On August 5, 2012, the Mars Science Laboratory rover Curiosity landed in northwest Gale Crater. The landing site is on plains next to the ~5 km high Mount Sharp and near an alluvial fan. With the most sophisticated suite of scientific instruments ever employed to investigate the Martian surface, Curiosity has been assessing the character of ancient environments based on the development of facies models derived from sedimentary rocks almost 4 billion years old. As a co-investigator on this mission, Dr. Rebecca Williams uses her experience as a field geologist to aid the science team in reconstructing the geologic history preserved at Gale Crater. Terrestrial crater analogs have been particularly useful in deciphering the initial photographic and geochemical results in Gale Crater. In her presentation, Dr. Williams will discuss the rationale for selecting this landing site, will update us on rover activities and science results after fourteen months of surface operations, on the excitement of learning more about our sister planet, and provide insight into how the science team participates in daily operations from their home institutions.

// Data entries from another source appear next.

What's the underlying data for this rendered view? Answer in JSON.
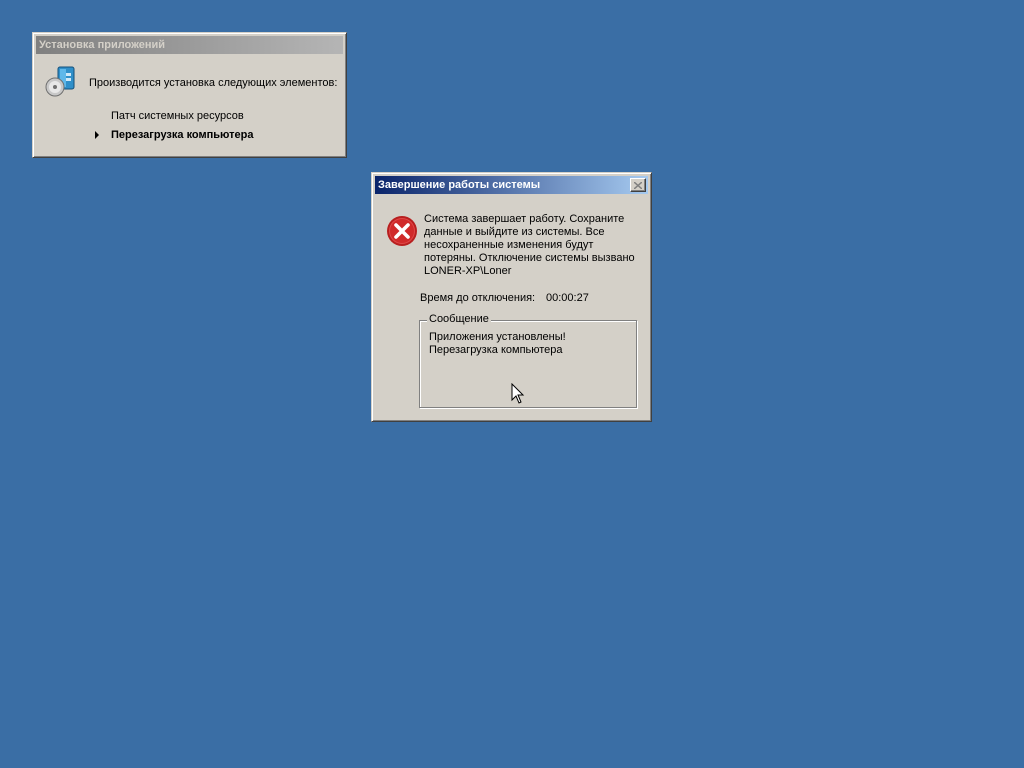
{
  "desktop": {
    "background_color": "#3a6ea5"
  },
  "installer_window": {
    "title": "Установка приложений",
    "icon": "install-package-icon",
    "heading": "Производится установка следующих элементов:",
    "items": [
      {
        "label": "Патч системных ресурсов",
        "current": false
      },
      {
        "label": "Перезагрузка компьютера",
        "current": true
      }
    ]
  },
  "shutdown_dialog": {
    "title": "Завершение работы системы",
    "icon": "error-icon",
    "message_lines": [
      "Система завершает работу.  Сохраните",
      "данные и выйдите из системы.  Все",
      "несохраненные изменения будут",
      "потеряны.  Отключение системы вызвано",
      "LONER-XP\\Loner"
    ],
    "timer_label": "Время до отключения:",
    "timer_value": "00:00:27",
    "message_group": {
      "legend": "Сообщение",
      "lines": [
        "Приложения установлены!",
        "Перезагрузка компьютера"
      ]
    }
  },
  "colors": {
    "active_title_start": "#0a246a",
    "active_title_end": "#a6caf0",
    "inactive_title_start": "#808080",
    "inactive_title_end": "#b5b5b5",
    "window_face": "#d4d0c8",
    "error_red": "#cc2a2a"
  }
}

Speaker Bio: Rebecca M. E. Williams received her BA in 1995 from Franklin & Marshall College. She earned her Ph.D. in planetary science from Washington University in St. Louis in 2000. She is a senior scientist at the Planetary Science Institute. The overarching objective in her research is to understand the role of water in shaping the surface of Mars through qualitative and quantitative characterization of landforms using image and topographic datasets. Her research builds upon field observations of terrestrial fluvial landforms to enhance the interpretation of remotely sensed data from Mars. One of her research topics has been on investigating inverted channels in Utah, California, Australia, and Chile. She has served in the role of principal investigator in seven NASA-funded projects and as a team member with the MOC, CTX and THEMIS VIS cameras. In 2006, she was awarded the NASA Carl Sagan Fellowship for Early Career Researchers. She lives in Waunakee, WI, with her husband, Scott, and their two daughters.